Michael in FtW is offline   Reply With Quote
Old 05-30-2005, 12:52 AM   #20
Master Chef
 
luvs's Avatar
 
Join Date: Aug 2004
Location: da 'burgh
Posts: 9,673
Quote:
Originally Posted by cyberian
Wouldn't the plastic brush scrub out the seasoning?
i've heard several times that you should not wash seasoned cast iron and should just rinse it and wipe it dry with paper towels, so that's what i do after frying.
__________________

__________________
i believe that life would not be complete sans comfy 'ol tee-shirts, the Golden Girls, and the color pink
& rock on, PITTSBURGH-
luvs is offline   Reply With Quote
Reply

Thread Tools
Display Modes

Posting Rules
You may not post new threads
You may not post replies
You may not post attachments
You may not edit your posts

BB code is On
Smilies are On
[IMG] code is On
HTML code is Off
Trackbacks are Off
Pingbacks are Off
Refbacks are Off



» Discuss Cooking on Facebook

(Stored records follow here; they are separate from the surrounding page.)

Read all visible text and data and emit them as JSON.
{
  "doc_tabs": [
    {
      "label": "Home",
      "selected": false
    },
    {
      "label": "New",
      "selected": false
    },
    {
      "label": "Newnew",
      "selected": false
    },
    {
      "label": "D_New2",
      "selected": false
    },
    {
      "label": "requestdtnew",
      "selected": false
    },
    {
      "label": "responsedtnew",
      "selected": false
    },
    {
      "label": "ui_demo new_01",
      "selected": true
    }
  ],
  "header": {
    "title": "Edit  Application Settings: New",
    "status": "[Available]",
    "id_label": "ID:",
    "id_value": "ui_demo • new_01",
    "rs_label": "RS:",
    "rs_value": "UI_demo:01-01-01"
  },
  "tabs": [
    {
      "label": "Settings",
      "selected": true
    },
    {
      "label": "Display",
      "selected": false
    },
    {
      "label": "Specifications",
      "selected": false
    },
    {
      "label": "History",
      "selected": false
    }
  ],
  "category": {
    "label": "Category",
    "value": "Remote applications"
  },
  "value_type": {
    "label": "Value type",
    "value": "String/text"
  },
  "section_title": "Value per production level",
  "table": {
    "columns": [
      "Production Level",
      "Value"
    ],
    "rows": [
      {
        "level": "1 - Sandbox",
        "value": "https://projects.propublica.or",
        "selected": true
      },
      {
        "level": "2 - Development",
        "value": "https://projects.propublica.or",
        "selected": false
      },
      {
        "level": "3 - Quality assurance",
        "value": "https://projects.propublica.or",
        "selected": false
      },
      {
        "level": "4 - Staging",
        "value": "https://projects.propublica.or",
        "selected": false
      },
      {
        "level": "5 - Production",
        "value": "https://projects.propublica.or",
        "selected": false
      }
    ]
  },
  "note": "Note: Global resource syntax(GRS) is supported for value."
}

Our Communities

Our communities encompass many different hobbies and interests, but each one is built on friendly, intelligent membership.

» More about our Communities

Automotive Communities

Our Automotive communities encompass many different makes and models. From U.S. domestics to European Saloons.

» More about our Automotive Communities

Marine Communities

Our Marine websites focus on Cruising and Sailing Vessels, including forums and the largest cruising Wiki project on the web today.

» More about our Marine Communities


Copyright 2002- Social Knowledge, LLC All Rights Reserved.

All times are GMT -5. The time now is 12:40 AM.


Powered by vBulletin® Version 3.8.8 Beta 4
Copyright ©2000 - 2016, Jelsoft Enterprises Ltd.